We really must hasten to terminate our remarks, for we are perfectly sated with these therapeutical wonders, these tales in which the fairy Veratria puts to flight a hundred gigantic diseases.
In concluding, we shall only remark, that veratria seems to be endowed with the faculty of instinct, and that it selects the proper cases in which it shall produce its peculiar action very rapidly; while, again, in others, it allows a continuance of its application without causing any other sensations than those of gratification and pleasure. In fact, in some parts of this book we are told that twice, and at most thrice rubbing, will cure the most frightful complaints; whilst in others, the author says, he has ordered patients to continue its use for four months together, without any intermission; in others, he has given them a "carte blanche" to employ it how, when, and where they please.

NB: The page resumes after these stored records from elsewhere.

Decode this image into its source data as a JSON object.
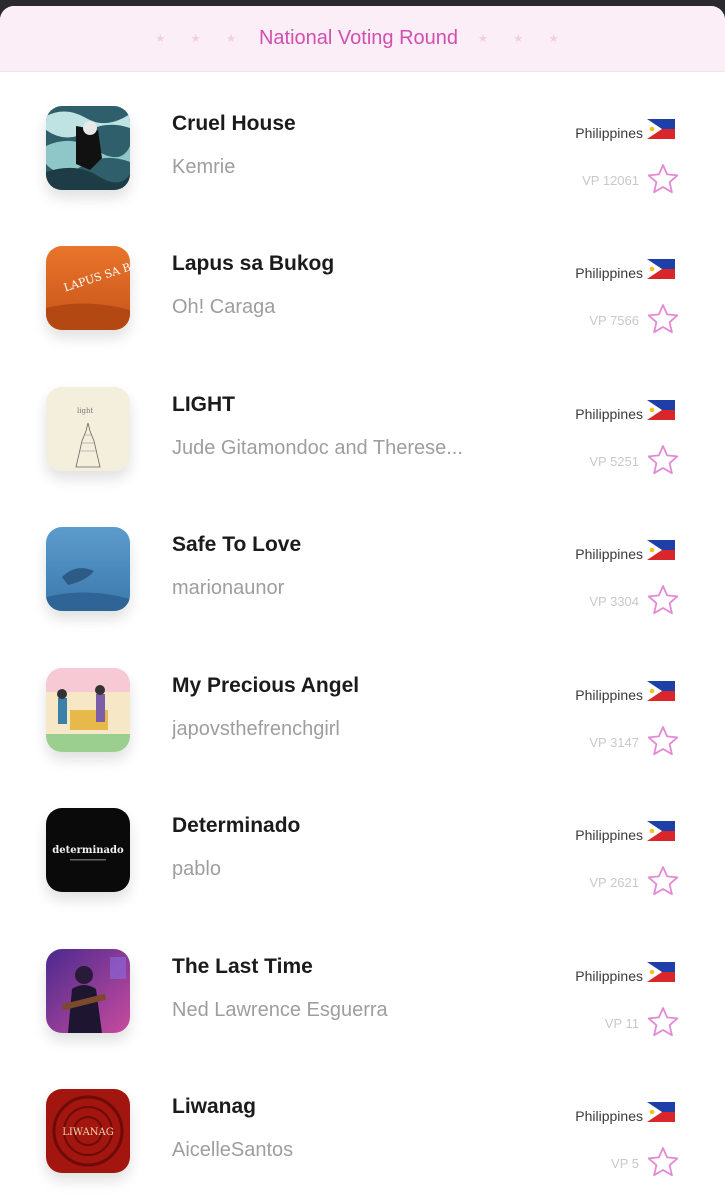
{
  "header": {
    "title": "National Voting Round",
    "deco_left": "★ ★ ★",
    "deco_right": "★ ★ ★"
  },
  "colors": {
    "accent": "#d14fb0",
    "header_bg": "#fbeef7",
    "star_outline": "#e48ad3"
  },
  "entries": [
    {
      "title": "Cruel House",
      "artist": "Kemrie",
      "country": "Philippines",
      "vp": "VP 12061",
      "flag_icon": "philippines-flag-icon"
    },
    {
      "title": "Lapus sa Bukog",
      "artist": "Oh! Caraga",
      "country": "Philippines",
      "vp": "VP 7566",
      "flag_icon": "philippines-flag-icon",
      "cover_text": "LAPUS SA BUKOG"
    },
    {
      "title": "LIGHT",
      "artist": "Jude Gitamondoc and Therese...",
      "country": "Philippines",
      "vp": "VP 5251",
      "flag_icon": "philippines-flag-icon",
      "cover_text": "light"
    },
    {
      "title": "Safe To Love",
      "artist": "marionaunor",
      "country": "Philippines",
      "vp": "VP 3304",
      "flag_icon": "philippines-flag-icon"
    },
    {
      "title": "My Precious Angel",
      "artist": "japovsthefrenchgirl",
      "country": "Philippines",
      "vp": "VP 3147",
      "flag_icon": "philippines-flag-icon"
    },
    {
      "title": "Determinado",
      "artist": "pablo",
      "country": "Philippines",
      "vp": "VP 2621",
      "flag_icon": "philippines-flag-icon",
      "cover_text": "determinado"
    },
    {
      "title": "The Last Time",
      "artist": "Ned Lawrence Esguerra",
      "country": "Philippines",
      "vp": "VP 11",
      "flag_icon": "philippines-flag-icon"
    },
    {
      "title": "Liwanag",
      "artist": "AicelleSantos",
      "country": "Philippines",
      "vp": "VP 5",
      "flag_icon": "philippines-flag-icon",
      "cover_text": "LIWANAG"
    }
  ]
}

We should suggest to Dr. Turnbull,-we presume not to advise,—that, when he next writes upon any subject, either a new remedy or a new disease, that he should give to the world not only an account of his success, but also of his failures; for he may rest assured that not only physicians, but the thinking portion of the unprofessional world, will look with great suspicion upon any drug, however powerful, or mode of treatment, however serviceable, which comes before them in such a questionable shape as he has presented his veratria; and, as he himself says, in a paragraph we have quoted at the commencement of this article, "it behoves an individual, in laying before the profession any new plan of treatment, not to say more in its favour than the facts brought to light during its investigation warrant:" it is a pity he has not taken his

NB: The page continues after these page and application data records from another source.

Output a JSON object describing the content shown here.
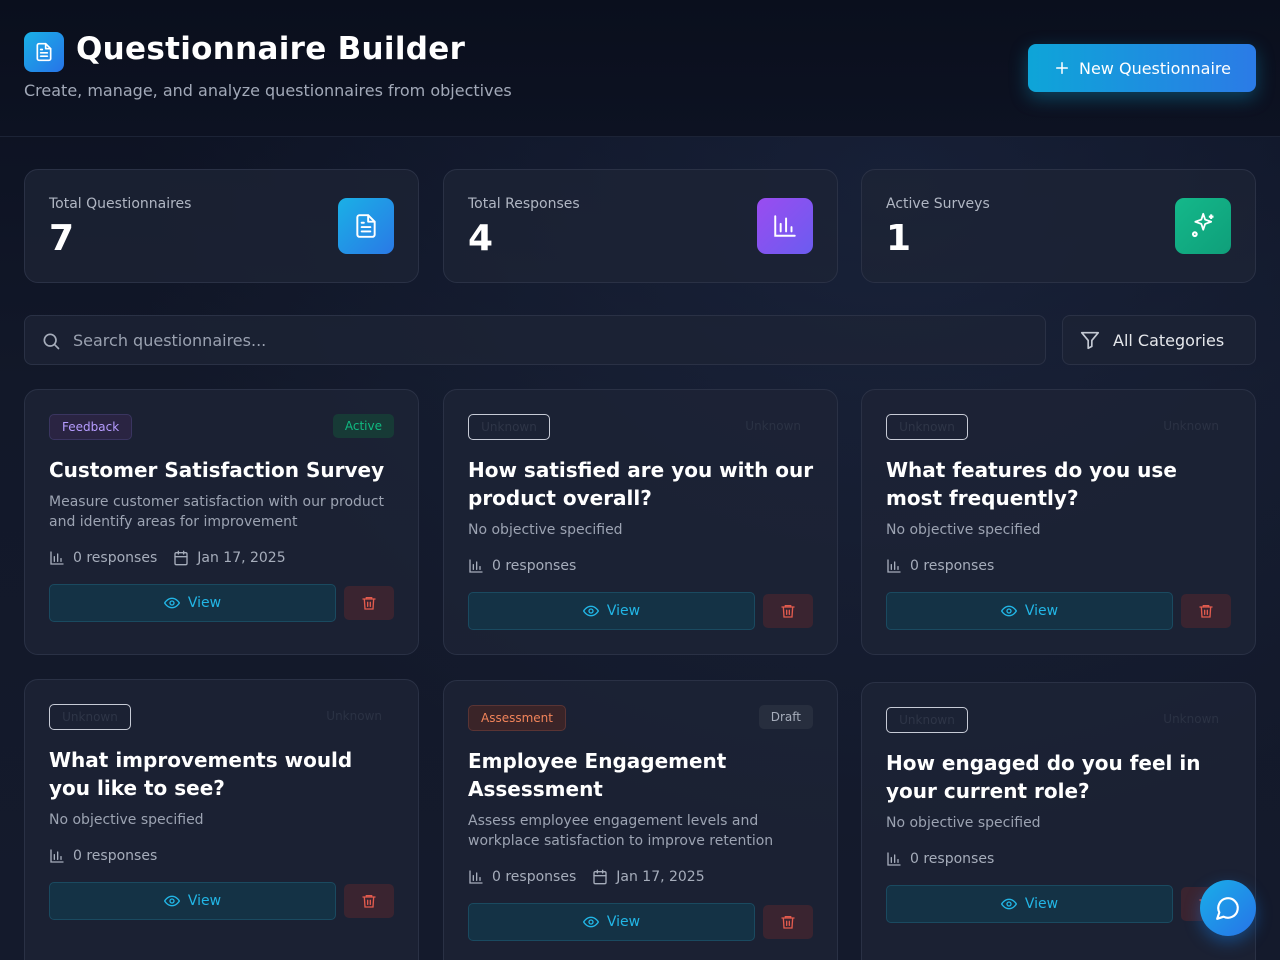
{
  "header": {
    "title": "Questionnaire Builder",
    "subtitle": "Create, manage, and analyze questionnaires from objectives",
    "new_button_label": "New Questionnaire"
  },
  "stats": [
    {
      "label": "Total Questionnaires",
      "value": "7",
      "icon": "document-icon",
      "color": "#1aa6e4"
    },
    {
      "label": "Total Responses",
      "value": "4",
      "icon": "bar-chart-icon",
      "color": "#8b4cf0"
    },
    {
      "label": "Active Surveys",
      "value": "1",
      "icon": "sparkles-icon",
      "color": "#10b981"
    }
  ],
  "search": {
    "placeholder": "Search questionnaires..."
  },
  "filter": {
    "label": "All Categories"
  },
  "cards": [
    {
      "category": "Feedback",
      "status": "Active",
      "title": "Customer Satisfaction Survey",
      "description": "Measure customer satisfaction with our product and identify areas for improvement",
      "responses": "0 responses",
      "date": "Jan 17, 2025",
      "view_label": "View"
    },
    {
      "category": "Unknown",
      "status": "Unknown",
      "title": "How satisfied are you with our product overall?",
      "description": "No objective specified",
      "responses": "0 responses",
      "view_label": "View"
    },
    {
      "category": "Unknown",
      "status": "Unknown",
      "title": "What features do you use most frequently?",
      "description": "No objective specified",
      "responses": "0 responses",
      "view_label": "View"
    },
    {
      "category": "Unknown",
      "status": "Unknown",
      "title": "What improvements would you like to see?",
      "description": "No objective specified",
      "responses": "0 responses",
      "view_label": "View"
    },
    {
      "category": "Assessment",
      "status": "Draft",
      "title": "Employee Engagement Assessment",
      "description": "Assess employee engagement levels and workplace satisfaction to improve retention",
      "responses": "0 responses",
      "date": "Jan 17, 2025",
      "view_label": "View"
    },
    {
      "category": "Unknown",
      "status": "Unknown",
      "title": "How engaged do you feel in your current role?",
      "description": "No objective specified",
      "responses": "0 responses",
      "view_label": "View"
    }
  ],
  "colors": {
    "accent": "#0ea5d8",
    "active_badge": "#10b981",
    "feedback_badge": "#a78bfa",
    "assessment_badge": "#f97316",
    "delete": "#e25b4e"
  }
}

own advice; for we more than suspect that the remedy has not yet been discovered which enjoys such miraculous powers as are said to be possessed by the veratria in the hands of Dr. Turnbull.

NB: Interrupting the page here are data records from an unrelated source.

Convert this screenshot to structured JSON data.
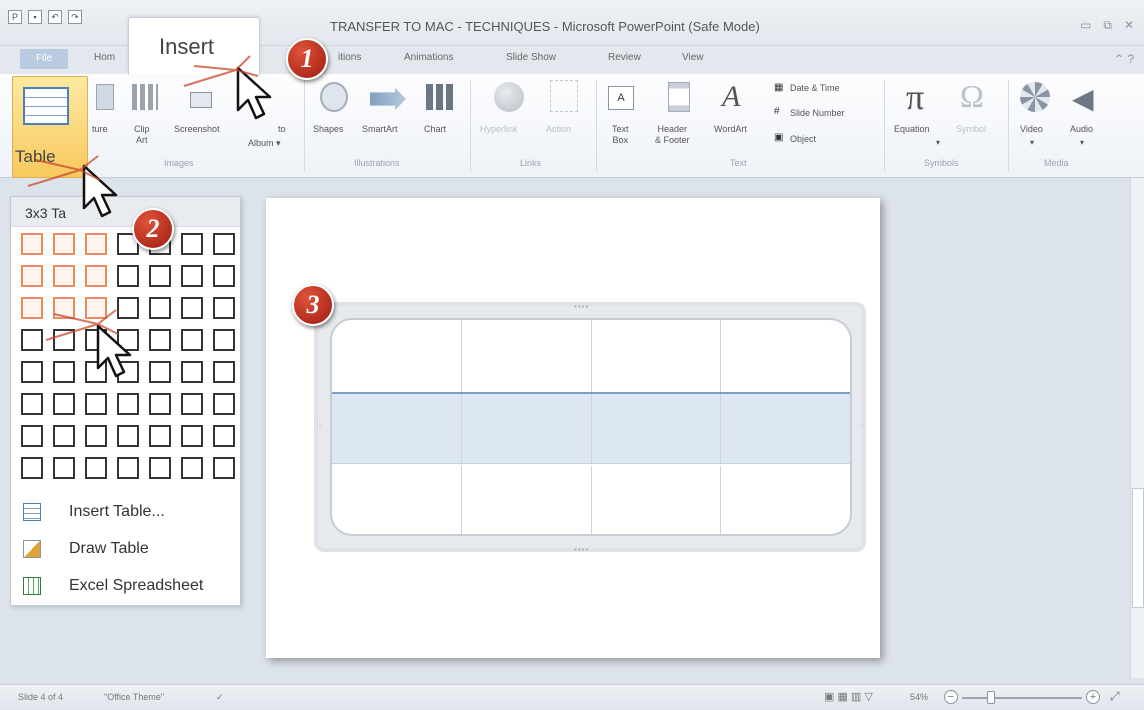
{
  "window": {
    "title": "TRANSFER TO MAC - TECHNIQUES  -  Microsoft PowerPoint (Safe Mode)"
  },
  "tabs": {
    "file": "File",
    "home": "Hom",
    "insert": "Insert",
    "transitions": "itions",
    "animations": "Animations",
    "slideshow": "Slide Show",
    "review": "Review",
    "view": "View"
  },
  "ribbon": {
    "table_label": "Table",
    "images": {
      "picture": "ture",
      "clip_art": "Clip\nArt",
      "screenshot": "Screenshot",
      "photo_album": "Album",
      "photo_album_top": "to",
      "group_label": "Images"
    },
    "illustrations": {
      "shapes": "Shapes",
      "smartart": "SmartArt",
      "chart": "Chart",
      "group_label": "Illustrations"
    },
    "links": {
      "hyperlink": "Hyperlink",
      "action": "Action",
      "group_label": "Links"
    },
    "text": {
      "textbox": "Text\nBox",
      "header_footer": "Header\n& Footer",
      "wordart": "WordArt",
      "date_time": "Date & Time",
      "slide_number": "Slide Number",
      "object": "Object",
      "group_label": "Text"
    },
    "symbols": {
      "equation": "Equation",
      "symbol": "Symbol",
      "group_label": "Symbols"
    },
    "media": {
      "video": "Video",
      "audio": "Audio",
      "group_label": "Media"
    }
  },
  "dropdown": {
    "title": "3x3 Ta",
    "grid": {
      "cols": 7,
      "rows": 8,
      "selected_cols": 3,
      "selected_rows": 3
    },
    "items": [
      {
        "label": "Insert Table...",
        "icon": "insert-table-icon"
      },
      {
        "label": "Draw Table",
        "icon": "draw-table-icon"
      },
      {
        "label": "Excel Spreadsheet",
        "icon": "excel-icon"
      }
    ]
  },
  "badges": [
    "1",
    "2",
    "3"
  ],
  "statusbar": {
    "slide": "Slide 4 of 4",
    "theme": "\"Office Theme\"",
    "zoom": "54%"
  },
  "colors": {
    "accent_orange": "#f08a5d",
    "badge_red": "#b52a1a",
    "table_highlight": "#dde6f3"
  }
}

The Medical Works of PAULUS EGINETA, the Greek Physician, translated into English; with a copious Commentary, containing a comprehensive View of the Knowledge possessed by the Greeks, Romans, and Arabians, on all Subjects connected with Medicine and Surgery. By FRANCIS ADAMS, Esq., Surgeon, Author of "Hermes Philologus," &c. Vol. 1.-London, 1834. THERE has been great diversity of opinion, even among judicious men, on the advantages of studying the ancient writers on medicine; some maintaining that almost all that is valuable in the science is to be found in their works, and others contending that nothing but antiquarian enthusiasm can discover in them anything truly useful, or applicable to the present advanced state of knowledge. If the question were argued on the ground of immediate utility, truth would probably incline to the side of the latter, since there is no doubt that a man who has never read a word of Hippocrates or Galen, may nevertheless be a scientific physician, and an excellent practitioner; but we do not think this is the proper way of viewing the subject. It must indeed be admitted, that we know nearly all that the ancients knew, that we have corrected many of their errors, and greatly augmented the stock of knowledge which they bequeathed to us; but is there no benefit to be derived from tracing knowledge back to its sources? none from contemplating ideas which are now familiar, in all the simplicity and vigour with which they sprang from minds comparatively unwarped by prejudice, unbiassed by controversy, and conversant chiefly with the observation of nature? Is it unprofitable to learn how others have arrived at truth, or become entangled in error? In a word, is not the history of every subject essential to its true philosophy?
There is, moreover, much pleasure to a liberal mind in the extended survey of a science to which some of the highest of human intellects have in all times been devoted, and in marking the gradual progress of the fabric they have reared. If it be objected, that this pleasure is of an imaginative cast, it may be answered, that an object is never so ardently and successfully pursued as when the imagination illumines, without misleading, the course of the severer faculties.
But we must proceed to the immediate object of this ar